[Opening Dataset records section]
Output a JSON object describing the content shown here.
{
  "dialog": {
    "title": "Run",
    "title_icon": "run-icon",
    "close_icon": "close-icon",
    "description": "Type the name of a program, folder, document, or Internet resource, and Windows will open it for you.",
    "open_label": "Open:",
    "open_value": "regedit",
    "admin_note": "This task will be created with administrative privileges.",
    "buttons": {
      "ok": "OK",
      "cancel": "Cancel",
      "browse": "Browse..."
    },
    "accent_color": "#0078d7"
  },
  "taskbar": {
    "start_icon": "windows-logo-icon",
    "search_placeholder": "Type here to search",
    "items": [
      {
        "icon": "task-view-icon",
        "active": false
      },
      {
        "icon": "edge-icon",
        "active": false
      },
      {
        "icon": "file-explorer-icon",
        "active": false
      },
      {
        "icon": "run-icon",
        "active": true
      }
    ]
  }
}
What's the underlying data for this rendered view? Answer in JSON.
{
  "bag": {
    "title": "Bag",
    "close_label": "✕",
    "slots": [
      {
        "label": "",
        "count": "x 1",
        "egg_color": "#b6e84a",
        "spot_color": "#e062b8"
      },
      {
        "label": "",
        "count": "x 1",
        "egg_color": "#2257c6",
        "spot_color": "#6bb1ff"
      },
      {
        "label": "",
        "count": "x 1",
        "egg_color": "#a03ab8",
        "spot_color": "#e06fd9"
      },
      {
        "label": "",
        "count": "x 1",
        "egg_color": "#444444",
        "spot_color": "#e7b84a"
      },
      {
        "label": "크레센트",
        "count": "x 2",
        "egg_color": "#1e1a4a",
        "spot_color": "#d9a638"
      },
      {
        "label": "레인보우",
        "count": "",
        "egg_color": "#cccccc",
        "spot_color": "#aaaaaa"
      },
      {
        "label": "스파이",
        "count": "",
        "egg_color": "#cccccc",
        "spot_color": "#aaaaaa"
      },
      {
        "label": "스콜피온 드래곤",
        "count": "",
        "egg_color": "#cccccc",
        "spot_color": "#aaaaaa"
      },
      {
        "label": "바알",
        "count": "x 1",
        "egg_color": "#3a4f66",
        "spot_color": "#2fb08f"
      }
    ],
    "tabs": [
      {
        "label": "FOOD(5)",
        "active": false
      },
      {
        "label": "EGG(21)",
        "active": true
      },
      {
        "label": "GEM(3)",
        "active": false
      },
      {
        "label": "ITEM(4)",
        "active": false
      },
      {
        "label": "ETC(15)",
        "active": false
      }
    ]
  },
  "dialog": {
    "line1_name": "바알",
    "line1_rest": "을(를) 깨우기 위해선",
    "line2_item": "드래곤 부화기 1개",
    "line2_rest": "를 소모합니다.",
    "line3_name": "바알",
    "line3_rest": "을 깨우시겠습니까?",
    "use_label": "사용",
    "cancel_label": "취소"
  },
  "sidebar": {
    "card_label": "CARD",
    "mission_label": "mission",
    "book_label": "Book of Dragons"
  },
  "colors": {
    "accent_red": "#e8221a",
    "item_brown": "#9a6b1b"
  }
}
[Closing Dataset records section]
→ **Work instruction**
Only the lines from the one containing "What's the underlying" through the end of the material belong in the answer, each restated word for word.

→ **Result below**
What's the underlying data for this rendered view? Answer in JSON.
{
  "bag": {
    "title": "Bag",
    "close_label": "✕",
    "slots": [
      {
        "label": "",
        "count": "x 1",
        "egg_color": "#b6e84a",
        "spot_color": "#e062b8"
      },
      {
        "label": "",
        "count": "x 1",
        "egg_color": "#2257c6",
        "spot_color": "#6bb1ff"
      },
      {
        "label": "",
        "count": "x 1",
        "egg_color": "#a03ab8",
        "spot_color": "#e06fd9"
      },
      {
        "label": "",
        "count": "x 1",
        "egg_color": "#444444",
        "spot_color": "#e7b84a"
      },
      {
        "label": "크레센트",
        "count": "x 2",
        "egg_color": "#1e1a4a",
        "spot_color": "#d9a638"
      },
      {
        "label": "레인보우",
        "count": "",
        "egg_color": "#cccccc",
        "spot_color": "#aaaaaa"
      },
      {
        "label": "스파이",
        "count": "",
        "egg_color": "#cccccc",
        "spot_color": "#aaaaaa"
      },
      {
        "label": "스콜피온 드래곤",
        "count": "",
        "egg_color": "#cccccc",
        "spot_color": "#aaaaaa"
      },
      {
        "label": "바알",
        "count": "x 1",
        "egg_color": "#3a4f66",
        "spot_color": "#2fb08f"
      }
    ],
    "tabs": [
      {
        "label": "FOOD(5)",
        "active": false
      },
      {
        "label": "EGG(21)",
        "active": true
      },
      {
        "label": "GEM(3)",
        "active": false
      },
      {
        "label": "ITEM(4)",
        "active": false
      },
      {
        "label": "ETC(15)",
        "active": false
      }
    ]
  },
  "dialog": {
    "line1_name": "바알",
    "line1_rest": "을(를) 깨우기 위해선",
    "line2_item": "드래곤 부화기 1개",
    "line2_rest": "를 소모합니다.",
    "line3_name": "바알",
    "line3_rest": "을 깨우시겠습니까?",
    "use_label": "사용",
    "cancel_label": "취소"
  },
  "sidebar": {
    "card_label": "CARD",
    "mission_label": "mission",
    "book_label": "Book of Dragons"
  },
  "colors": {
    "accent_red": "#e8221a",
    "item_brown": "#9a6b1b"
  }
}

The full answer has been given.